What it thus says about the iOS demographic is that these iOS users are willing to spend money on apps. Which is a great incentive for (non-freeware, non-advertising-supported) developers.

Ccrew
Dec 3, 2011, 10:06 PM
But it doesn't say what one obviously might think. What it actually says is that android users rarely buy apps, any apps, games included, even if there are far more game players among android device users.

What it thus says about the iOS demographic is that these iOS users are willing to spend money on apps. Which is a great incentive for (non-freeware, non-advertising-supported) developers.

I think what's also not being captured is there's a much larger percentage of Android games that are free, versus paid as in IOS.

blackhand1001
Dec 3, 2011, 10:18 PM
So would you rather waste gas to go to a box-retailer and buy a CD or just download an app in minutes? :rolleyes:

Some people like leaving their house and and participating in society.

MarkCollette
Dec 4, 2011, 02:06 PM
Really? So you'd rather have the developer make less money than they deserve? What does apple do to deserve their huge chunk of the pie?

Before the app store, software was sold in boxes in stores, and the publisher took a huge chunk of the profits, and people bought much less software. This has quite clearly been an improvement, I'm not sure how you think developers are getting screwed over.

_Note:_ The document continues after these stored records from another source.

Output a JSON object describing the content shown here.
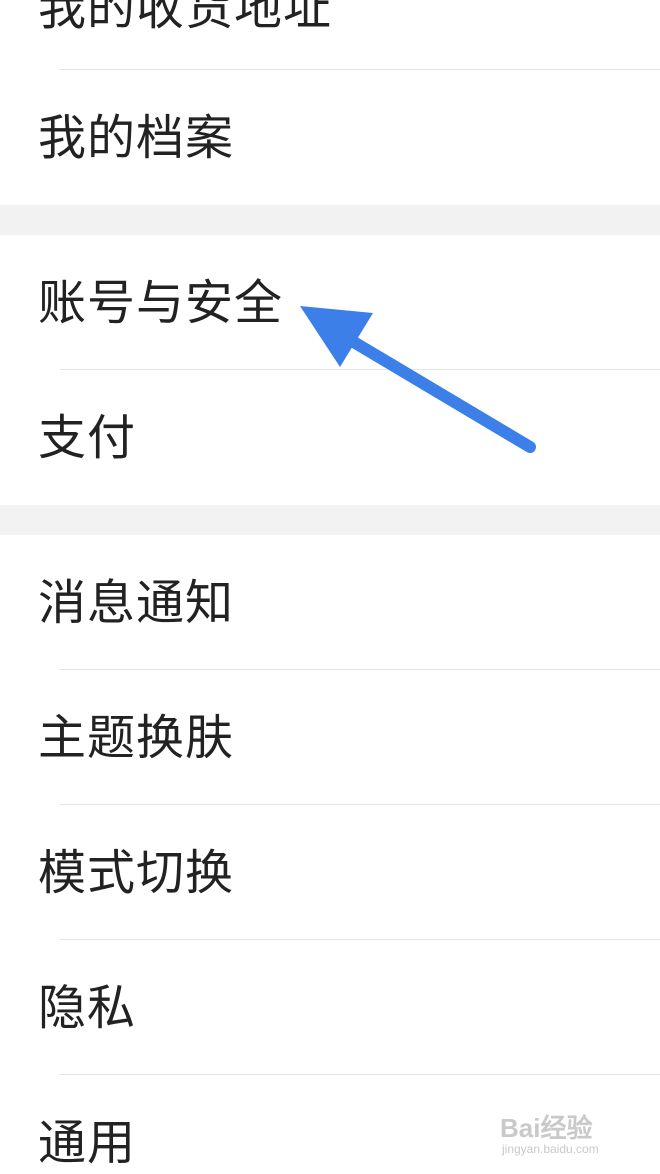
{
  "settings_list": {
    "group1": {
      "items": [
        {
          "label": "我的收货地址"
        },
        {
          "label": "我的档案"
        }
      ]
    },
    "group2": {
      "items": [
        {
          "label": "账号与安全"
        },
        {
          "label": "支付"
        }
      ]
    },
    "group3": {
      "items": [
        {
          "label": "消息通知"
        },
        {
          "label": "主题换肤"
        },
        {
          "label": "模式切换"
        },
        {
          "label": "隐私"
        },
        {
          "label": "通用"
        }
      ]
    }
  },
  "annotation": {
    "arrow_color": "#3d7fe8",
    "points_to": "账号与安全"
  },
  "watermark": {
    "text": "Bai经验",
    "sub": "jingyan.baidu.com"
  },
  "colors": {
    "background": "#ffffff",
    "section_gap": "#f2f2f2",
    "divider": "#e6e6e6",
    "text": "#222222"
  }
}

And as a consumer, I take great comfort knowing that all software is vetted, and isn't just downloaded off of random websites, with random spyware and trojans being included. That feeling of security allows me to buy more software from smaller players, and not just stick to software from big names. Developers are getting value with that cut to Apple.